**Work request:** The data below must be returned in full and exactly.

**Material for this exercise:**
────────

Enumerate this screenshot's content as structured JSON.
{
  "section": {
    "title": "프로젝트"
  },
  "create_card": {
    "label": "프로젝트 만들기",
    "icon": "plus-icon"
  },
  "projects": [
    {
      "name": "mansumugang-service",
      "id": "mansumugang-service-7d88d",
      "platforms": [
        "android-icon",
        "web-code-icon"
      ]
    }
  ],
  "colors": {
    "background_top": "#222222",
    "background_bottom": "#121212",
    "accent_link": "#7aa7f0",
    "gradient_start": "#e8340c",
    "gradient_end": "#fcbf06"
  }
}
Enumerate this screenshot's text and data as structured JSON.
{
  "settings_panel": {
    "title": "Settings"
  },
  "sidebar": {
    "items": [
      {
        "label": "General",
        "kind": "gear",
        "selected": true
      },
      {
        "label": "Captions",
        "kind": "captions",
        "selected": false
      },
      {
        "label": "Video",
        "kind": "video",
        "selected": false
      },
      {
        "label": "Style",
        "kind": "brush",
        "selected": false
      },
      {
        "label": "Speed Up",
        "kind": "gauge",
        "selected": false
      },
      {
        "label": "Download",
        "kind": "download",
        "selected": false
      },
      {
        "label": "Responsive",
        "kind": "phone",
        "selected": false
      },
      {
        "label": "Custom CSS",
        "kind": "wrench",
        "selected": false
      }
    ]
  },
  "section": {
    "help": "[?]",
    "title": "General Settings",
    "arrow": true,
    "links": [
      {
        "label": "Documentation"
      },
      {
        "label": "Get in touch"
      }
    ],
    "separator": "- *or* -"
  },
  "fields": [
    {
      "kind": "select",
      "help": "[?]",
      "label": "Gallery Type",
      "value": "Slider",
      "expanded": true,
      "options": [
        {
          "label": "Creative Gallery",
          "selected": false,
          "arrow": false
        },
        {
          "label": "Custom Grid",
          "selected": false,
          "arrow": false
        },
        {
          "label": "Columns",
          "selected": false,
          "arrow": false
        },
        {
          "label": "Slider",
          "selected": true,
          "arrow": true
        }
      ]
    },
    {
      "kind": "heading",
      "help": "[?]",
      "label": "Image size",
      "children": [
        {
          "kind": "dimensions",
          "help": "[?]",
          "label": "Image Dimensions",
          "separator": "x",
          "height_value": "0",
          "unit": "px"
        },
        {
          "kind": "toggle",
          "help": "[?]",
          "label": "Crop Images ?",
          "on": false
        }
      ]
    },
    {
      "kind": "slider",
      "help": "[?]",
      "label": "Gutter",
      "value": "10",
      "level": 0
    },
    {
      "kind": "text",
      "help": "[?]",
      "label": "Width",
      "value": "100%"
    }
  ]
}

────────

**Answer space:**
Enumerate this screenshot's content as structured JSON.
{
  "section": {
    "title": "프로젝트"
  },
  "create_card": {
    "label": "프로젝트 만들기",
    "icon": "plus-icon"
  },
  "projects": [
    {
      "name": "mansumugang-service",
      "id": "mansumugang-service-7d88d",
      "platforms": [
        "android-icon",
        "web-code-icon"
      ]
    }
  ],
  "colors": {
    "background_top": "#222222",
    "background_bottom": "#121212",
    "accent_link": "#7aa7f0",
    "gradient_start": "#e8340c",
    "gradient_end": "#fcbf06"
  }
}
Enumerate this screenshot's text and data as structured JSON.
{
  "settings_panel": {
    "title": "Settings"
  },
  "sidebar": {
    "items": [
      {
        "label": "General",
        "kind": "gear",
        "selected": true
      },
      {
        "label": "Captions",
        "kind": "captions",
        "selected": false
      },
      {
        "label": "Video",
        "kind": "video",
        "selected": false
      },
      {
        "label": "Style",
        "kind": "brush",
        "selected": false
      },
      {
        "label": "Speed Up",
        "kind": "gauge",
        "selected": false
      },
      {
        "label": "Download",
        "kind": "download",
        "selected": false
      },
      {
        "label": "Responsive",
        "kind": "phone",
        "selected": false
      },
      {
        "label": "Custom CSS",
        "kind": "wrench",
        "selected": false
      }
    ]
  },
  "section": {
    "help": "[?]",
    "title": "General Settings",
    "arrow": true,
    "links": [
      {
        "label": "Documentation"
      },
      {
        "label": "Get in touch"
      }
    ],
    "separator": "- *or* -"
  },
  "fields": [
    {
      "kind": "select",
      "help": "[?]",
      "label": "Gallery Type",
      "value": "Slider",
      "expanded": true,
      "options": [
        {
          "label": "Creative Gallery",
          "selected": false,
          "arrow": false
        },
        {
          "label": "Custom Grid",
          "selected": false,
          "arrow": false
        },
        {
          "label": "Columns",
          "selected": false,
          "arrow": false
        },
        {
          "label": "Slider",
          "selected": true,
          "arrow": true
        }
      ]
    },
    {
      "kind": "heading",
      "help": "[?]",
      "label": "Image size",
      "children": [
        {
          "kind": "dimensions",
          "help": "[?]",
          "label": "Image Dimensions",
          "separator": "x",
          "height_value": "0",
          "unit": "px"
        },
        {
          "kind": "toggle",
          "help": "[?]",
          "label": "Crop Images ?",
          "on": false
        }
      ]
    },
    {
      "kind": "slider",
      "help": "[?]",
      "label": "Gutter",
      "value": "10",
      "level": 0
    },
    {
      "kind": "text",
      "help": "[?]",
      "label": "Width",
      "value": "100%"
    }
  ]
}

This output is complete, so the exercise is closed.